queen-of-sweden-roseAlthough roses are a pain here and the Japanese beetles love them as much as we do, I have ordered more garden roses this year. The plan is to build a structure around them and screen them off with insect netting. I am determined to grow at least one bed well. To me, there is nothing like the scent of well grown roses and I think there is almost no flower more beautiful.

And while we are lusting over early bloomers, I may as well add some more flowering shrubs. That wish list is long! And more coral peonies and maybe should I order some yellow peonies? You can see where this is going. Once bitten with spring fever, there seems to be no cure.

 

rose-golden-cel

Thank you

2/25/16

Thank you for all your get well cards, blessings, delicious food dishes, and well wishes! I am now vertical and above the sod, thank you! Whew.

A caring friend and floral designer gently reminded me “No farmer, no farm”, trying to remind me to take it easy and I assure you all, I am being good. I am happy we chose this time of year for the surgery, I am able to put off the heavy lifting stuff and am getting most of what needs to be done, done. 86 flats of seedlings started so far, (it’s just pure delight to see the little seedlings pop out of the soil!) doing most of my own animal care now, and I even got to shovel a little snow yesterday. (Yes I was careful!) Onward!

So here’s the low down and gory details. I know I’ve been quiet; I tend to crawl off and lick my wounds in private.

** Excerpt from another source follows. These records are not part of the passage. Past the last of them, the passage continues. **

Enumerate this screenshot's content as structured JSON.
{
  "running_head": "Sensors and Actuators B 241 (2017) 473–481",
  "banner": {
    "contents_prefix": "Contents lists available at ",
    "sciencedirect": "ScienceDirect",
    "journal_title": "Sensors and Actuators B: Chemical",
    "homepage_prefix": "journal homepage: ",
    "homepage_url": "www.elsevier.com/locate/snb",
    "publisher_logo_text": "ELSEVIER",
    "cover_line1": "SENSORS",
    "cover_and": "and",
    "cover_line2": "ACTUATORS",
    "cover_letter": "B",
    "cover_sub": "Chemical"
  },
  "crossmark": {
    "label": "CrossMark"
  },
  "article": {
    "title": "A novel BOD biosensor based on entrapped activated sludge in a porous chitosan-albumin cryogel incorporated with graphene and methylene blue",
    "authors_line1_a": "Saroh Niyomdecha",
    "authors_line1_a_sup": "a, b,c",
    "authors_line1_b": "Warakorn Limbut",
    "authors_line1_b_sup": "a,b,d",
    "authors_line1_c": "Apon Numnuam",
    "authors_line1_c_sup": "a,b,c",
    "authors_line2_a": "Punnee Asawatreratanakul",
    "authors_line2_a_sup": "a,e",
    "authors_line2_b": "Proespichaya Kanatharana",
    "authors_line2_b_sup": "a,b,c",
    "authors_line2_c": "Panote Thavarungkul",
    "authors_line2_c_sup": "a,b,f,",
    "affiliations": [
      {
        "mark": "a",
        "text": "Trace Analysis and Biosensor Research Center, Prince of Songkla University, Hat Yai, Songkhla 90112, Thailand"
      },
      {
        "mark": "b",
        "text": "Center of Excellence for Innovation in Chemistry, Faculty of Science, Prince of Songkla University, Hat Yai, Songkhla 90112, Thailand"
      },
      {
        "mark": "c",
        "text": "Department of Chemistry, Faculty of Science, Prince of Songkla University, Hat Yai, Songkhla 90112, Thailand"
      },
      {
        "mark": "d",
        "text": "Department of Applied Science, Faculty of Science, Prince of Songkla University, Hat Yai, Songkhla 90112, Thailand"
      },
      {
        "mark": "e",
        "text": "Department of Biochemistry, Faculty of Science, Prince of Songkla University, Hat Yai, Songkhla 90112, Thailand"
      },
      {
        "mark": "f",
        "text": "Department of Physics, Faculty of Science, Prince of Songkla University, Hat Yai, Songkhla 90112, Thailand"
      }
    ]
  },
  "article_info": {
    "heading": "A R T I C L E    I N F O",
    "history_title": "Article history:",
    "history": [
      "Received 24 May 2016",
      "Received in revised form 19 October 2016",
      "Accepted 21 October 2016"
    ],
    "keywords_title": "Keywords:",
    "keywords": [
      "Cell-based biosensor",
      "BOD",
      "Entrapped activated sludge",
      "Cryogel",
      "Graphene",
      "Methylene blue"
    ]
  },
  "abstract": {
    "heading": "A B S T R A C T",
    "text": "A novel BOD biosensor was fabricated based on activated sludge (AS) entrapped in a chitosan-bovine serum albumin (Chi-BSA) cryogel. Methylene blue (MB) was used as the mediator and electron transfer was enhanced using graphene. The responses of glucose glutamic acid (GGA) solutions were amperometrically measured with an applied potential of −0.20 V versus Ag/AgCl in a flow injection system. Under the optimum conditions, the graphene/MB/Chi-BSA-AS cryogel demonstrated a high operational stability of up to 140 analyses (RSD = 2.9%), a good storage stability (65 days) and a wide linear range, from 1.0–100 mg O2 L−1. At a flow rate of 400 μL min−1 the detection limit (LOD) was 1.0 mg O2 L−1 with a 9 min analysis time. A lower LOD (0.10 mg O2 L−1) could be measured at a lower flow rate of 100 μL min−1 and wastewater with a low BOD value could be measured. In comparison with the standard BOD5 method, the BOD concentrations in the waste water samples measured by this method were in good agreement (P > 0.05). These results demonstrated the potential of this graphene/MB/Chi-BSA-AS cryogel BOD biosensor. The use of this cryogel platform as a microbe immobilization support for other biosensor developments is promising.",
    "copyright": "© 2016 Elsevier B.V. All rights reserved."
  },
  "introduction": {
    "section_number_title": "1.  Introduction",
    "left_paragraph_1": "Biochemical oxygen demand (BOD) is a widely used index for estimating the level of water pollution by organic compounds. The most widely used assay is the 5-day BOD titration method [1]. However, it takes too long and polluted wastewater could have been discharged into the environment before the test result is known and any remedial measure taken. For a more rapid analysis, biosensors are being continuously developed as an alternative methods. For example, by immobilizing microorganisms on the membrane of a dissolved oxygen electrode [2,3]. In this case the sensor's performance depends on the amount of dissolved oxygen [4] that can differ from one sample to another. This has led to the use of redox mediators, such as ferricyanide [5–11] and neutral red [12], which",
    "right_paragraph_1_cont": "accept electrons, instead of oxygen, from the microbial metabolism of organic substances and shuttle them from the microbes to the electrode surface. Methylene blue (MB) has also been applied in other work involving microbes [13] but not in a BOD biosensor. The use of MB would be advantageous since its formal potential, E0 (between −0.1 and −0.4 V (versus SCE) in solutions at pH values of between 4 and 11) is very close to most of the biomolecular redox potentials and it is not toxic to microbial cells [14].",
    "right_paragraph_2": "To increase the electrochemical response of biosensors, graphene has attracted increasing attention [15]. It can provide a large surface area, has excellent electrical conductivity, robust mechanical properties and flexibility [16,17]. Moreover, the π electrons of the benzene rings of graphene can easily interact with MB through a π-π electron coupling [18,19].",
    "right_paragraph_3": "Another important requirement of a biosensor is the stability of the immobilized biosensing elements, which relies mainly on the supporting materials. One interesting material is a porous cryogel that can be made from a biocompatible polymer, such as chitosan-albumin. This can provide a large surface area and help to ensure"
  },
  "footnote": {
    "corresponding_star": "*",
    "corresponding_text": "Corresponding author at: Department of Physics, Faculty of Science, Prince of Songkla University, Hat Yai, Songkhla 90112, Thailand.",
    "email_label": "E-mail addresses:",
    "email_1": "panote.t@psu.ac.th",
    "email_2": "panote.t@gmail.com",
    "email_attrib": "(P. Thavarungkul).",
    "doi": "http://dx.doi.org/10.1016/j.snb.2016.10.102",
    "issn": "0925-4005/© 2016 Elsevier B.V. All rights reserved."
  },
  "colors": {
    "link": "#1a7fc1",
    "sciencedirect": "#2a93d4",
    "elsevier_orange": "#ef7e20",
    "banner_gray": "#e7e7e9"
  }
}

I am recovering from the second heart surgery in a year because the first surgery back in April 2015 didn’t work. This time they did it the “non-invasive” way, which believe me, is about a zillion times more painful than having your chest cracked open (which isn’t exactly a picnic). They didn’t get this second surgery absolutely right either and had to open me up a second time to remove the drain tube that they stitched to something they shouldn’t have been stitching to. The sorry thing is they figured that out after yanking on the %&@! thing for half an hour or so, which is no fun, nor would they listen to my complaint something wasn’t right. Just keep on yanking! Genius. (A friend of mine thought it would have been a smart move to just have a zipper put in at this point.) This added a couple of days to my escape plan and I’m sure more time to recovery in general.

I do have to say I had one nurse who shined. Deborah, was an angel and really, really truly cared! (Maybe she could write their nursing manual) Her smiles went a long way, she listened when something wasn’t right, and she always, always remembered to move the call button back to where I could reach it. Otherwise it seemed like no one really gave a damn. Just another patient in the busy day of nurses and docs. I was so happy to get home before something else went wrong!

On a happy note, I was born with this pesky mitral valve problem and otherwise I am blessed with a healthy heart. Can’t wait to be back on both feet, and hopefully go back to avoiding major medical stuff for many, many years. I am looking forward to saying “It’s over, this worked, it was worth it!” and to having my energy back!